Process improvement: In our rush to complete networking tasks, we often lose focus on the details of the process.

While we often say something can be done in a more efficient manner, we rarely put the time and effort into implementing a process improvement strategy.

In order to move forward and get to the “more with less” goal, process improvement — including change — is a necessary requirement.

One clear example of how process improvement can be quantified is network testing. If one can save time on testing networks and cabling systems by using new or automated methods, they can significantly reduce the time spent on a particular task. Reducing the time per task then allows one to start a next task sooner. The sooner another task can be taken on, the more can be accomplished in a day.

Be vigilant

While we have always been conscious of time spent on tasks, we need to be more vigilant than ever.

Extra effort must be put into researching and understanding what process improvements can be implemented now, what we can achieve in the future and how those measures will deliver the most beneficial impact on our business.

With corporations still traveling the downsizing road, it is apparent we need to carry on in our quest to do more with less. As staffing, time spent and resources used continue to come under pressure, it is imperative to clearly understand the available ways we can address the balance.

A renewed attention to the issues of outsourcing, training and process improvement will be key to survival as we move forward to 2005.
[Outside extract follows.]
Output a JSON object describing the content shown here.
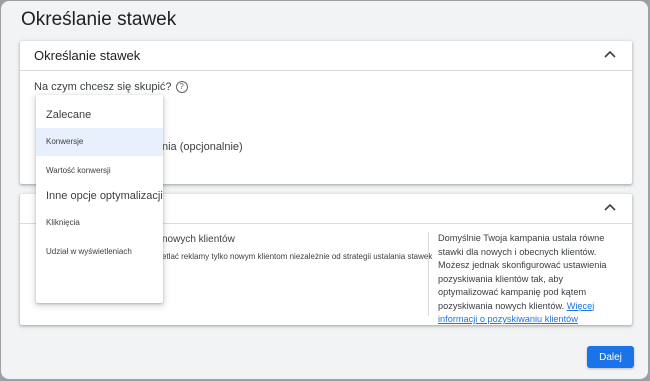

Brad Masterson is Canadian Product Manager for Fluke Networks and a member of CNS Magazine’s Editorial Advisory Board.. He has been involved in the field of networking and network testing since 1995.